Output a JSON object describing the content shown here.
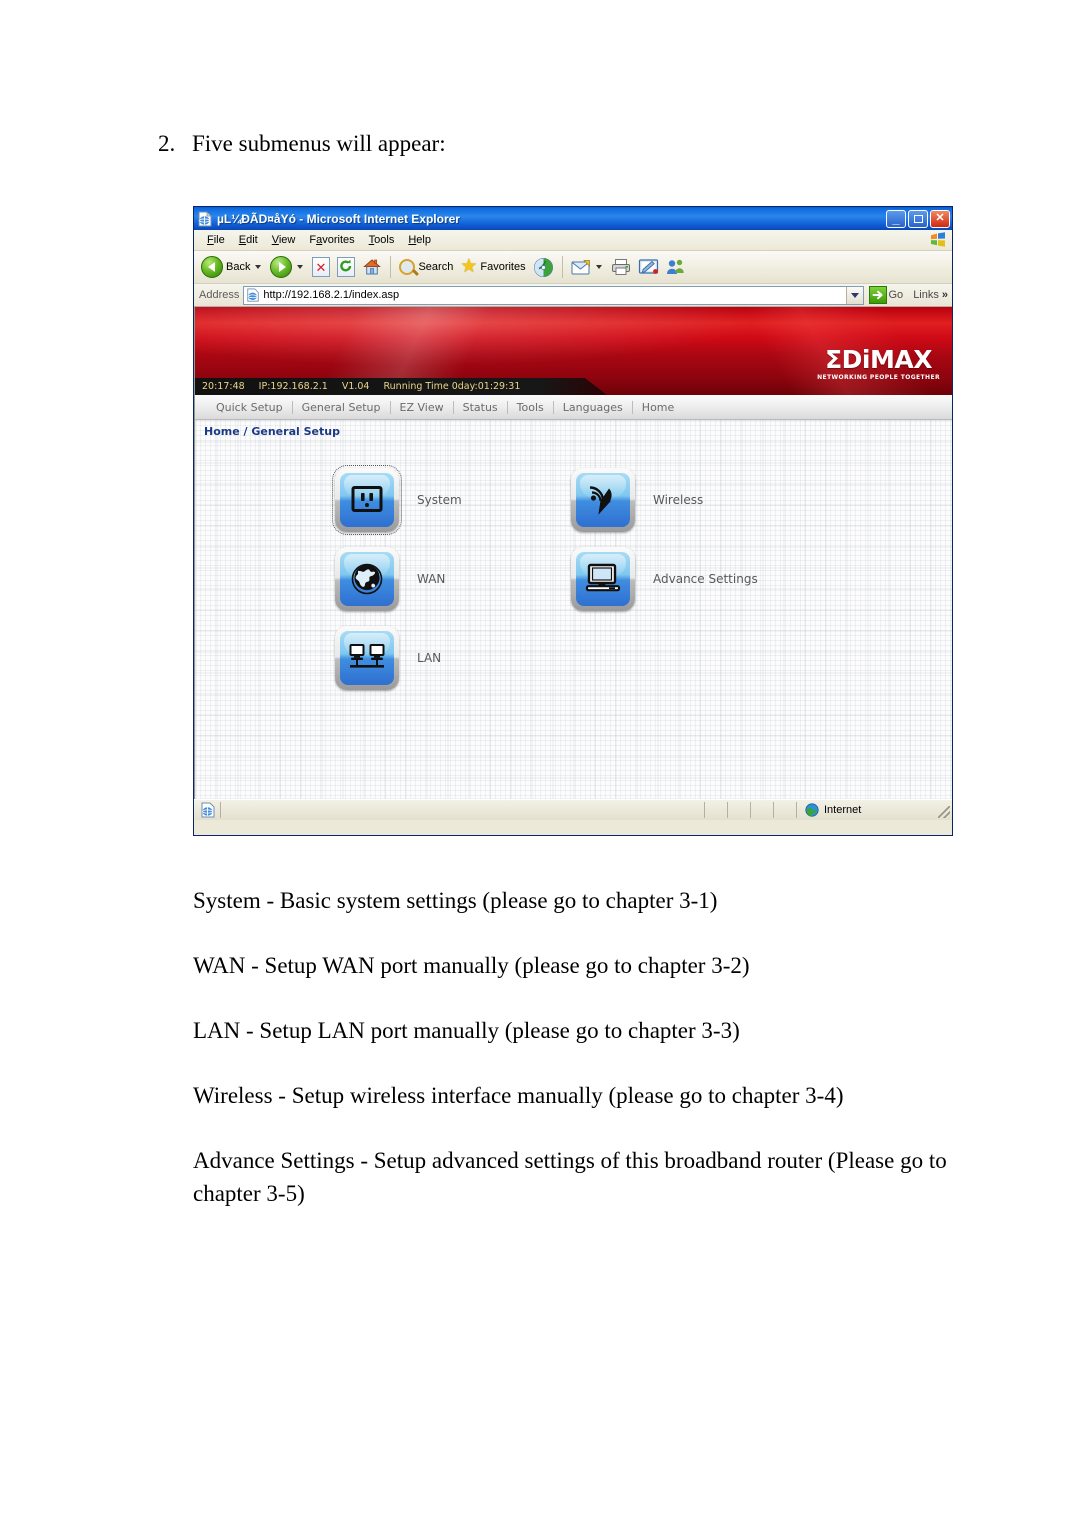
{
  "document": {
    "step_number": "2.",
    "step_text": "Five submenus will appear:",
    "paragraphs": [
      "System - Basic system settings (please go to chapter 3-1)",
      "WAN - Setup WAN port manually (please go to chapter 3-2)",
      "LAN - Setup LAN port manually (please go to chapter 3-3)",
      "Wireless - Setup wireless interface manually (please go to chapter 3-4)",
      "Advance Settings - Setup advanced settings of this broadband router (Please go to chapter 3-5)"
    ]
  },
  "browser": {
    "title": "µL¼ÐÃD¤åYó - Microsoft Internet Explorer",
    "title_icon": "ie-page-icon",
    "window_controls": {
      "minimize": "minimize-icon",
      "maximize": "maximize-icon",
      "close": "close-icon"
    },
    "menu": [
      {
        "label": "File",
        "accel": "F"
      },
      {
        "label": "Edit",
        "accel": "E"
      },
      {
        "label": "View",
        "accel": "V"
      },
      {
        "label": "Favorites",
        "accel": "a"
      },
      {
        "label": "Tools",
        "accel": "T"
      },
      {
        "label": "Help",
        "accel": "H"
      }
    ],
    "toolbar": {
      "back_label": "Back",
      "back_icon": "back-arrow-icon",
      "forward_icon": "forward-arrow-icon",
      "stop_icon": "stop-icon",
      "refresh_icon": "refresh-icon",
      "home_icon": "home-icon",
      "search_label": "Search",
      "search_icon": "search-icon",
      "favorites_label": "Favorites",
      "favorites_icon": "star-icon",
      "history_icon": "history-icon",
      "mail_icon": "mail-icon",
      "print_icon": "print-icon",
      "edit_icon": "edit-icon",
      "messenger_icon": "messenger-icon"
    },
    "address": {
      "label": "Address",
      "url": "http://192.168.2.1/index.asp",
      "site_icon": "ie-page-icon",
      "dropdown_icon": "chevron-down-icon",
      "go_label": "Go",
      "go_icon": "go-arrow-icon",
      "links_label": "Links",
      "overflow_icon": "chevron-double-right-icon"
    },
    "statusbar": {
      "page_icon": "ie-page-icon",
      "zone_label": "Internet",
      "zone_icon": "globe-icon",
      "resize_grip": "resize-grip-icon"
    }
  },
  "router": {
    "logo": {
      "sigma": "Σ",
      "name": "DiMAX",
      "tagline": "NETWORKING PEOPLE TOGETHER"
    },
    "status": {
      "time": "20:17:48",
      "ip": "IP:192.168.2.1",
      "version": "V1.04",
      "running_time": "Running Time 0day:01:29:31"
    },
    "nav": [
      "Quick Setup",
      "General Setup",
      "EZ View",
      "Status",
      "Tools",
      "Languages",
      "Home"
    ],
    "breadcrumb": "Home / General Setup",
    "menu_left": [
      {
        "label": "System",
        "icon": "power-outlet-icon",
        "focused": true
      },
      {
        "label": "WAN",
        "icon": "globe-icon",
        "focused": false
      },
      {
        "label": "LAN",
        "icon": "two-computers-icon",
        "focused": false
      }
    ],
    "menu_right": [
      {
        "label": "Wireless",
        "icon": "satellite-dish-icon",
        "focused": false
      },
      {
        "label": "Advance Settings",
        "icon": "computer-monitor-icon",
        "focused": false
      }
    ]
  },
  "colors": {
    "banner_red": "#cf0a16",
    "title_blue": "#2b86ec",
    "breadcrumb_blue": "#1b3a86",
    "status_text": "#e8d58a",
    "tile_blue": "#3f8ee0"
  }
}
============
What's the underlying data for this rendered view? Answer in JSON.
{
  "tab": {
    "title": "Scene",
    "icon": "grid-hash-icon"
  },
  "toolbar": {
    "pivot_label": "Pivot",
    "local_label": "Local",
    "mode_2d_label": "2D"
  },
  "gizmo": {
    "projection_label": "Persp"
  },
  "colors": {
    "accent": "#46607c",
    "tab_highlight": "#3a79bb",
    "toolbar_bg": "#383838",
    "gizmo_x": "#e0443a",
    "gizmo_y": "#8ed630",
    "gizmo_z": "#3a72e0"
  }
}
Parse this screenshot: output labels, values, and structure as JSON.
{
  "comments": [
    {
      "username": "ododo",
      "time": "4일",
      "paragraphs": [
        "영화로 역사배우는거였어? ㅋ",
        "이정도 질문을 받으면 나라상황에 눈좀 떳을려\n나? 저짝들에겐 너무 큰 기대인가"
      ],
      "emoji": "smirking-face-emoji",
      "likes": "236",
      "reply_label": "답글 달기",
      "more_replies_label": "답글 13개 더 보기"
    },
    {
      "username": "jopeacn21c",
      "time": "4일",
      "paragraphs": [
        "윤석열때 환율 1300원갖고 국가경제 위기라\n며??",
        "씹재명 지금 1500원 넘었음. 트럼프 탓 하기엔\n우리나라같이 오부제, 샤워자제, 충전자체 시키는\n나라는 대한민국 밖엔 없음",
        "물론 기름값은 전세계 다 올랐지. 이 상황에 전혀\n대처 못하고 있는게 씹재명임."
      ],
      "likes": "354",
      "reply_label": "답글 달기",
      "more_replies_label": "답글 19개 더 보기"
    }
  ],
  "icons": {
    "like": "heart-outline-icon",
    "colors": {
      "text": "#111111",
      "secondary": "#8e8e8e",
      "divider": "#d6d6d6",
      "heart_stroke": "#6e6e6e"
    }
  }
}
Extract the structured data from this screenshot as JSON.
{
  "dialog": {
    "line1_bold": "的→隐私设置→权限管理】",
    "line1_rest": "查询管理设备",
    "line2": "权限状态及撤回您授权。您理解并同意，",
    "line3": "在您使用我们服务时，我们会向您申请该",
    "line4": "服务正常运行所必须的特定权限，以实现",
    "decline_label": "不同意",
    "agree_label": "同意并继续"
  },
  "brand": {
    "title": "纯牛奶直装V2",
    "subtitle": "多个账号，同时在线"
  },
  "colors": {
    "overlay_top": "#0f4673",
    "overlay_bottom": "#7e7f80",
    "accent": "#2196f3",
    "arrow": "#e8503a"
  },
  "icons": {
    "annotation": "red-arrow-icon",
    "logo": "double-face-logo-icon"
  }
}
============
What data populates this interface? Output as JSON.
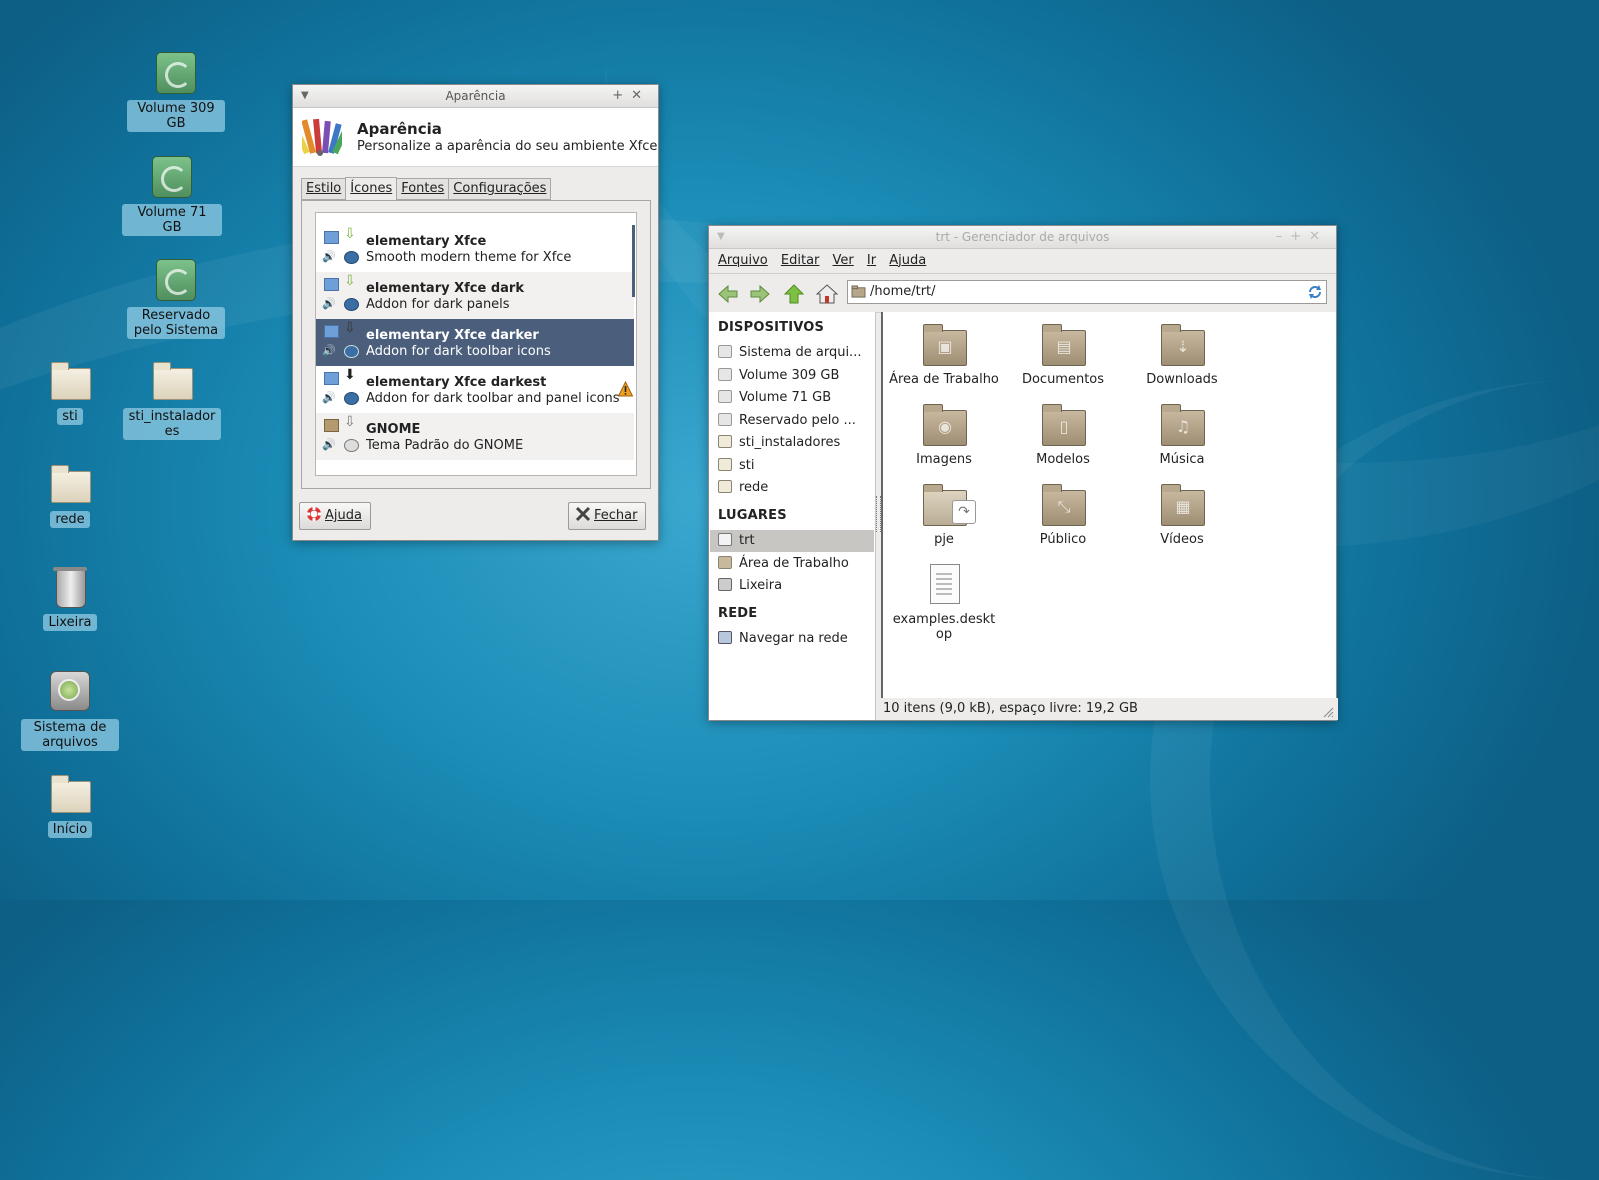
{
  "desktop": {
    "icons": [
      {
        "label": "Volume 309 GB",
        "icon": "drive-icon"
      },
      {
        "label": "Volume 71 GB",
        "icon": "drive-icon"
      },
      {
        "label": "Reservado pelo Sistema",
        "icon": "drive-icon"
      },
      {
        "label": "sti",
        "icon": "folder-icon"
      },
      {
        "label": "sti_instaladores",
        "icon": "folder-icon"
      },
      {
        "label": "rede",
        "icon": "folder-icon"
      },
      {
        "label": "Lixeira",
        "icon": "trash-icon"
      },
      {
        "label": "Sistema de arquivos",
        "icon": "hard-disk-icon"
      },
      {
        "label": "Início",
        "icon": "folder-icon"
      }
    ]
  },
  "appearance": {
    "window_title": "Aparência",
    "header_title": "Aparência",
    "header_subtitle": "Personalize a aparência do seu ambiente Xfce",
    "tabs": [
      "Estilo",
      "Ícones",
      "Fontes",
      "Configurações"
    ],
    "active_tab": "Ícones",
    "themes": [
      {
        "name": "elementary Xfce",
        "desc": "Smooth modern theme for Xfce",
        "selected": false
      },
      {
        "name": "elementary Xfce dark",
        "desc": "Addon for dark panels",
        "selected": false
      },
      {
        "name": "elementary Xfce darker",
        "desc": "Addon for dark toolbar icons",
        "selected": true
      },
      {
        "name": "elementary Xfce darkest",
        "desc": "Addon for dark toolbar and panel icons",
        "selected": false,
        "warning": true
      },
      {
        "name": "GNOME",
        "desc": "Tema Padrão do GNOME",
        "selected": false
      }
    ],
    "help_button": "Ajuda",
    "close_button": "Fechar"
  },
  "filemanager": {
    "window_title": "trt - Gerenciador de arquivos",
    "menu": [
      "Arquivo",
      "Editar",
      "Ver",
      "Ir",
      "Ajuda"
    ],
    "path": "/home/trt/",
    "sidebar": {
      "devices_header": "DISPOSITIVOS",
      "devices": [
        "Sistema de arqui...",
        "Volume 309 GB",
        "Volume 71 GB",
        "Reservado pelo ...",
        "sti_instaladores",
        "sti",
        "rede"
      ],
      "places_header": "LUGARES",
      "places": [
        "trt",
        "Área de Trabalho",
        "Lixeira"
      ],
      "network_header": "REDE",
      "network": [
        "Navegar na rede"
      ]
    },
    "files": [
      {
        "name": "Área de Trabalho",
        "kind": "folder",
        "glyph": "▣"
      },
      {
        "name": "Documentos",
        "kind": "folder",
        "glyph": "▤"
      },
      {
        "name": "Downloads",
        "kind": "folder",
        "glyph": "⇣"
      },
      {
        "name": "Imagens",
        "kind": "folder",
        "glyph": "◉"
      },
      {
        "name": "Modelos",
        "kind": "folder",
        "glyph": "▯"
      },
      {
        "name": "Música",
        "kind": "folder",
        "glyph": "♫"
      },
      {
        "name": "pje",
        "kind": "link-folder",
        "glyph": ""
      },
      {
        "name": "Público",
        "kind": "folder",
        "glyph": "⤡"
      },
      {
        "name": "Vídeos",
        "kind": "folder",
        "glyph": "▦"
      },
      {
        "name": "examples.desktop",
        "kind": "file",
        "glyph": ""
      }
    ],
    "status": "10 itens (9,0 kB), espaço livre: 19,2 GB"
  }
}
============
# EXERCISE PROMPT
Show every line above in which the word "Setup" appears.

# SOLUTION BELOW
      "WAN - Setup WAN port manually (please go to chapter 3-2)",
      "LAN - Setup LAN port manually (please go to chapter 3-3)",
      "Wireless - Setup wireless interface manually (please go to chapter 3-4)",
      "Advance Settings - Setup advanced settings of this broadband router (Please go to chapter 3-5)"
      "Quick Setup",
      "General Setup",
    "breadcrumb": "Home / General Setup",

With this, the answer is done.